I was adding a Cisco Aironet 1310 to a location that had multiple VLANS all being serviced by a Cisco Router, HP Procurve Switch and Windows Server 2003 DHCP.
I configured the Aironet with two SSID's on different VLANS. The employee VLAN was the "native" VLAN in Aironet speak. The Guest VLAN was the secondary VLAN.
When connecting to the Guest VLAN, we were getting IP addresses from the first VLAN. It seemed the DHCP server was not able to distinguish between requests from the different VLANS.
Because DHCP is broadcast based, the router naturally segments our broadcast domains as it should so the broadcasts don't reach the other networks. This is typically subverted by adding the "ip helper-address x.x.x.x" on sub interfaces that are not on the same network as the DHCP server. This essentially turns the router into a DHCP relay agent. I have implemented this a 100 times and was stumped as to why this wasn't working.

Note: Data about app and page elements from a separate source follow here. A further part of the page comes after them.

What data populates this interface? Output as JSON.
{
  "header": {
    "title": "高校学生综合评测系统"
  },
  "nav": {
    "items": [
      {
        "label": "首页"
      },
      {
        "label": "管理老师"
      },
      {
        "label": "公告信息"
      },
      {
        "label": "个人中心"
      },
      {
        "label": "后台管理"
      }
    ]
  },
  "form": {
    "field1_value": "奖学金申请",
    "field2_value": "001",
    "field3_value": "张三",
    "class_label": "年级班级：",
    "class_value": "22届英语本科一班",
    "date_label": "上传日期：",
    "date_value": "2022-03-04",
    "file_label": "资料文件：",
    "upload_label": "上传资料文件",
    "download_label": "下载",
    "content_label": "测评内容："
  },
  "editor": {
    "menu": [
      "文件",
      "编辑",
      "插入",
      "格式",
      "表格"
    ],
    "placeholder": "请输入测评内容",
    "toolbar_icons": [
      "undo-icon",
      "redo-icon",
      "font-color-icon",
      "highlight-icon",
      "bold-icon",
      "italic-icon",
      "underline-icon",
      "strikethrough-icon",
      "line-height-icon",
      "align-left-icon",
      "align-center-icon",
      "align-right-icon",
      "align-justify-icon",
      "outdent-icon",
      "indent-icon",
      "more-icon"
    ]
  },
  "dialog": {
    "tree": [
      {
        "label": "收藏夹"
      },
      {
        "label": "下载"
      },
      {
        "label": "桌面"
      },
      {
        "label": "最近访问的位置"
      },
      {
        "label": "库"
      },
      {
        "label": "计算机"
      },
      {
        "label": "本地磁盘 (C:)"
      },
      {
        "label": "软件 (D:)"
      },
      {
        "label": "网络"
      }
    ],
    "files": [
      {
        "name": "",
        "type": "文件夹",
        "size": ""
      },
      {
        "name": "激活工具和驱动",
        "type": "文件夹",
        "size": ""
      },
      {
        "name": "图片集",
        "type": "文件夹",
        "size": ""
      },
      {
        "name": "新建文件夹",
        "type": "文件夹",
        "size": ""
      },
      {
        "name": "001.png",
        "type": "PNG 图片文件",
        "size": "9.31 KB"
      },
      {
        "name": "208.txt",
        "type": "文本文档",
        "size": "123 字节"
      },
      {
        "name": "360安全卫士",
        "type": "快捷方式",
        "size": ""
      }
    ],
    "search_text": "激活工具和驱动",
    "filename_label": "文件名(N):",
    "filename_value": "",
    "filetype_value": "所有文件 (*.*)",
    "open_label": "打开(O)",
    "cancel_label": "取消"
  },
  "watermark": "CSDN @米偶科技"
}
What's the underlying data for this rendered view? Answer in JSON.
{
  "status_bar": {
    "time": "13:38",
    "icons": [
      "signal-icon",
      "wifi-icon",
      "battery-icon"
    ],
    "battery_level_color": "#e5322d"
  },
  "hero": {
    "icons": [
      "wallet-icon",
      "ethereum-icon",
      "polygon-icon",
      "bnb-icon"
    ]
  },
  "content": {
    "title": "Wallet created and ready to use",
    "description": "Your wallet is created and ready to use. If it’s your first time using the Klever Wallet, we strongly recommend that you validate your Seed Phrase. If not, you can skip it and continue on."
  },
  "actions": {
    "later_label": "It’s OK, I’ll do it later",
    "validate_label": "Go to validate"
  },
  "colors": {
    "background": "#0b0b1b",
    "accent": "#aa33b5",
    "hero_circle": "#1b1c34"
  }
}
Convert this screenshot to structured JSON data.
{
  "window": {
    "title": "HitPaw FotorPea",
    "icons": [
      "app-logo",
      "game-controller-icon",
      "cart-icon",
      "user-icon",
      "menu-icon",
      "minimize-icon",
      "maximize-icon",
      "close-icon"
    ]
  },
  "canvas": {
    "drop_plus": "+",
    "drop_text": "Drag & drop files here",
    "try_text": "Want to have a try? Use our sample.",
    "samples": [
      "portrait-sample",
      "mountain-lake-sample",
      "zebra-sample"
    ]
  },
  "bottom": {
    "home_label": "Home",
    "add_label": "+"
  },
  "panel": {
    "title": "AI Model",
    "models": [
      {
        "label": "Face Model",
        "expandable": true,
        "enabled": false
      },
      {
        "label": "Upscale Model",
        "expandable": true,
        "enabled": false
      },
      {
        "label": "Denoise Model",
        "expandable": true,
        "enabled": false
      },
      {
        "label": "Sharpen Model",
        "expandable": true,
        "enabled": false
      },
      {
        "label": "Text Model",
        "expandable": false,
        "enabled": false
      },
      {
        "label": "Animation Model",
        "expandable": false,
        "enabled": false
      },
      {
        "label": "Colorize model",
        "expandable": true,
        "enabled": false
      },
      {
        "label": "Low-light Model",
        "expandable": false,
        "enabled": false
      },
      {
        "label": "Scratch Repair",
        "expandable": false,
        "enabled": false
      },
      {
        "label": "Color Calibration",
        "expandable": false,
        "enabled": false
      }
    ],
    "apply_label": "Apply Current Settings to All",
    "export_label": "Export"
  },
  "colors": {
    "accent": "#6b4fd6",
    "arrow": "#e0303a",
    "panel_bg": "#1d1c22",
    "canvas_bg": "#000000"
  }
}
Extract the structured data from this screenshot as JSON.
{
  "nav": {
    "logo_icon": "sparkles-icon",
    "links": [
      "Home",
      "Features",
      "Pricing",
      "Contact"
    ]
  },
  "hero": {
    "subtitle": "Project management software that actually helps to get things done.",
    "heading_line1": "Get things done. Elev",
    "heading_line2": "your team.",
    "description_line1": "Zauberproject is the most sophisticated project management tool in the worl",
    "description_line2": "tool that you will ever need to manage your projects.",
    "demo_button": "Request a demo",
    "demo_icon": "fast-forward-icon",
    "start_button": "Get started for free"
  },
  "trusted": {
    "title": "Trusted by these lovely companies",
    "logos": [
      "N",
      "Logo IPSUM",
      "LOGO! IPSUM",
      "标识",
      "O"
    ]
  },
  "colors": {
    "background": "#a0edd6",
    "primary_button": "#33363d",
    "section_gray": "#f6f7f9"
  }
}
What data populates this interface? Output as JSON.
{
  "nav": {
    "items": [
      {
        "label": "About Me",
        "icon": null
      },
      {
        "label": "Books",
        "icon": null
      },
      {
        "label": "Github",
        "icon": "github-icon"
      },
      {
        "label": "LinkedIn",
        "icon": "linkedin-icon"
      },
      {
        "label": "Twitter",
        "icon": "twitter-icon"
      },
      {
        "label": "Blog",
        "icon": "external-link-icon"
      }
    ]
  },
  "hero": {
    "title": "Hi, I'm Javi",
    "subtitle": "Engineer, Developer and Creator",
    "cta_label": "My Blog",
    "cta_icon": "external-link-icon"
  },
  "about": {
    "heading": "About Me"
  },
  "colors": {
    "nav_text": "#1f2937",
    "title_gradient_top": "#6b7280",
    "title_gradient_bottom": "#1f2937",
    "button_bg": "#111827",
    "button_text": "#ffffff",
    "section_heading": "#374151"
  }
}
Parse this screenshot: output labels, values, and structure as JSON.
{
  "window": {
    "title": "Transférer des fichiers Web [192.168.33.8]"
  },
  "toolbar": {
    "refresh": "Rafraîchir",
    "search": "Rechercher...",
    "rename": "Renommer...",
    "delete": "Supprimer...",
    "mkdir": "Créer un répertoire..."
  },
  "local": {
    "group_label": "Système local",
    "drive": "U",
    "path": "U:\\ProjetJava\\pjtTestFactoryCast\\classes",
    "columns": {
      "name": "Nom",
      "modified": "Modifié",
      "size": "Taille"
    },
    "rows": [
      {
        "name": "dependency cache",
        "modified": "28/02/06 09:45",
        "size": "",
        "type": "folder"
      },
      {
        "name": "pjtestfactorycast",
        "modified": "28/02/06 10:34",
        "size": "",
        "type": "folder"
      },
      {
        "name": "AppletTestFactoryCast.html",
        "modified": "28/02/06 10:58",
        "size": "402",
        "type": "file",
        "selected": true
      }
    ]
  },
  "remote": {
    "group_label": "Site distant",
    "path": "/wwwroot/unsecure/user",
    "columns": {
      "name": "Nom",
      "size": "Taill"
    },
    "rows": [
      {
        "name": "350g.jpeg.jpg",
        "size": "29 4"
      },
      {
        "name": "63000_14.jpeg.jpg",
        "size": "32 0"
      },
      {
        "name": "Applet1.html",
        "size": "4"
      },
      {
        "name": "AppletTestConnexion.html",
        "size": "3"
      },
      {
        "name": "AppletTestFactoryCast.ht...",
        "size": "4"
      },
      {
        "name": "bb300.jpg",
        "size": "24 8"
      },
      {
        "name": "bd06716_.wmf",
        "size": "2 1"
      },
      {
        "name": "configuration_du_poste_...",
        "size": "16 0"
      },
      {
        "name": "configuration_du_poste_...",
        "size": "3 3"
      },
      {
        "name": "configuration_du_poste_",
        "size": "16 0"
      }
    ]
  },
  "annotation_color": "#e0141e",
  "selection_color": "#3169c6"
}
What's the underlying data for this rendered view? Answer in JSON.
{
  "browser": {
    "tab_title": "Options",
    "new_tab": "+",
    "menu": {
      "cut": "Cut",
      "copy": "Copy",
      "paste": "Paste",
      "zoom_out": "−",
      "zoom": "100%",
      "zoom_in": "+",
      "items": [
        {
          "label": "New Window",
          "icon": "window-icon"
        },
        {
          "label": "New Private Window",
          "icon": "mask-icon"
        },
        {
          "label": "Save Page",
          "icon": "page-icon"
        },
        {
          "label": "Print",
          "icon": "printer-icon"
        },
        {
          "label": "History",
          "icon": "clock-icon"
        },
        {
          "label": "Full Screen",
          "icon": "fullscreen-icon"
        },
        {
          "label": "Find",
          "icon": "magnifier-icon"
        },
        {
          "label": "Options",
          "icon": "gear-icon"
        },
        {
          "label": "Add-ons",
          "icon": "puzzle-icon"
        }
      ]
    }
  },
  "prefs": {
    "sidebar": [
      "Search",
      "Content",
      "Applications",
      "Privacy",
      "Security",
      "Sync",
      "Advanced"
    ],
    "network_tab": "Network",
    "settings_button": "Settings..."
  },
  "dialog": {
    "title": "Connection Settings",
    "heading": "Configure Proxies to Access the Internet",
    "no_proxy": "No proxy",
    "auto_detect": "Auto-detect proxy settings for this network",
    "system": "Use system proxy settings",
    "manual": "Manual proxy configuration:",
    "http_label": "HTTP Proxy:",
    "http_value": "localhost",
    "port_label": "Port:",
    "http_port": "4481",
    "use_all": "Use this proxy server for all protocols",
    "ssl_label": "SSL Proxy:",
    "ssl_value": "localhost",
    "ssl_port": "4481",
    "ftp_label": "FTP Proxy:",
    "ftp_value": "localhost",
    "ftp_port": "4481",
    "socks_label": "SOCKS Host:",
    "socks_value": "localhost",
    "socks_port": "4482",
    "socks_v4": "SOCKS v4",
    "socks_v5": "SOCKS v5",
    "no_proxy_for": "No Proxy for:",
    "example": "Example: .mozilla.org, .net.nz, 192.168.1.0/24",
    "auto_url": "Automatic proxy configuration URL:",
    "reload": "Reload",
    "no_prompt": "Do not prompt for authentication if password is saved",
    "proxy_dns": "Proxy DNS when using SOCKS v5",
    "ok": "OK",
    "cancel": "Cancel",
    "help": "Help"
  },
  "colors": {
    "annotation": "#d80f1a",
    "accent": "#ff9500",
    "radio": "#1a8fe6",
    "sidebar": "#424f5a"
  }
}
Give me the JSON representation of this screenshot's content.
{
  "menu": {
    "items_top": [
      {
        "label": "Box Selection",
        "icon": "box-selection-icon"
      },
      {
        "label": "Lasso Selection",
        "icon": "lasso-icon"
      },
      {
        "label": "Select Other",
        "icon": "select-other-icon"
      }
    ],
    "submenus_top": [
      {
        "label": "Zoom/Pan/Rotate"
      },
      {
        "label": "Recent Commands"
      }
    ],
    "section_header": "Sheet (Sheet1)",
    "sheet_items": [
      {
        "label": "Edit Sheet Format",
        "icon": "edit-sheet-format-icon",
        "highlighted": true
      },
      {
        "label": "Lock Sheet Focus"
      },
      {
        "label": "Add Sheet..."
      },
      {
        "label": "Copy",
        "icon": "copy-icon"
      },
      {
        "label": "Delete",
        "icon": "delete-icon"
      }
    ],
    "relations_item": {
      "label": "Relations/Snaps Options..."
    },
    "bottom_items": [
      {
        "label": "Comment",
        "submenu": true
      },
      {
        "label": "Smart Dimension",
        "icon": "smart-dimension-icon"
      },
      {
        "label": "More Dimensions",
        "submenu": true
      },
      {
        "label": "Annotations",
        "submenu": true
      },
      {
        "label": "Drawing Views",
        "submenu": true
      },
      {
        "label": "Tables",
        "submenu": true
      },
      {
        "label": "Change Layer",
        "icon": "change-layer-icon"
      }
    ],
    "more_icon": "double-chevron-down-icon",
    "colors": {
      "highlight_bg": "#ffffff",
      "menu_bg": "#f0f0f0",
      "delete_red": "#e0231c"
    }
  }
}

Looking at the packet captures, I noticed that the initial DHCPDISCOVER packet that the client sends was showing up in multiples of two, but they were slightly different. One of the packets had the source address of the router's sub interface and the destination of the DHCP server, the other packet was a true broadcast packet to the whole subnet. The Problem was that the regular broadcast packet was the one the server was responding to and thus, getting the IP from the employee VLAN every single time, regardless of the VLAN the client was on.
The culprit was that there was a monitor port setup on the HP Procurve switch that was monitoring all the traffic on the port that the router was plugged into and replicating it to the port the DHCP server was plugged into. That's why I was seeing both packets in the capture. As soon as I turned this off, I didn't get the wrong IP on the guest network.... I was getting NO IPS.... the plot thickens....
While troubleshooting the first issue I setup a DHCP server on the router itself, trying to isolate the issue. I ended up removing the DHCP configuration but in a mistake, I typed the command "no service dhcp." This was the problem. "service dhcp" is also related to the DHCP relay agent functionality on the router. You can read about this command here http://www.cisco.com/en/US/docs/ios/ipaddr/command/reference/iad_dhc3.html#wp1030434
Typing "service dhcp" immediately fixed the issue. The reason I knew there was a problem with the router was because the DHCPDISCOVER packets were hitting the server but the server was ignoring them. The reason was because the router wasn't changing the source IP to the sub interface of the router so the DHCP server didn't know what IP to give it.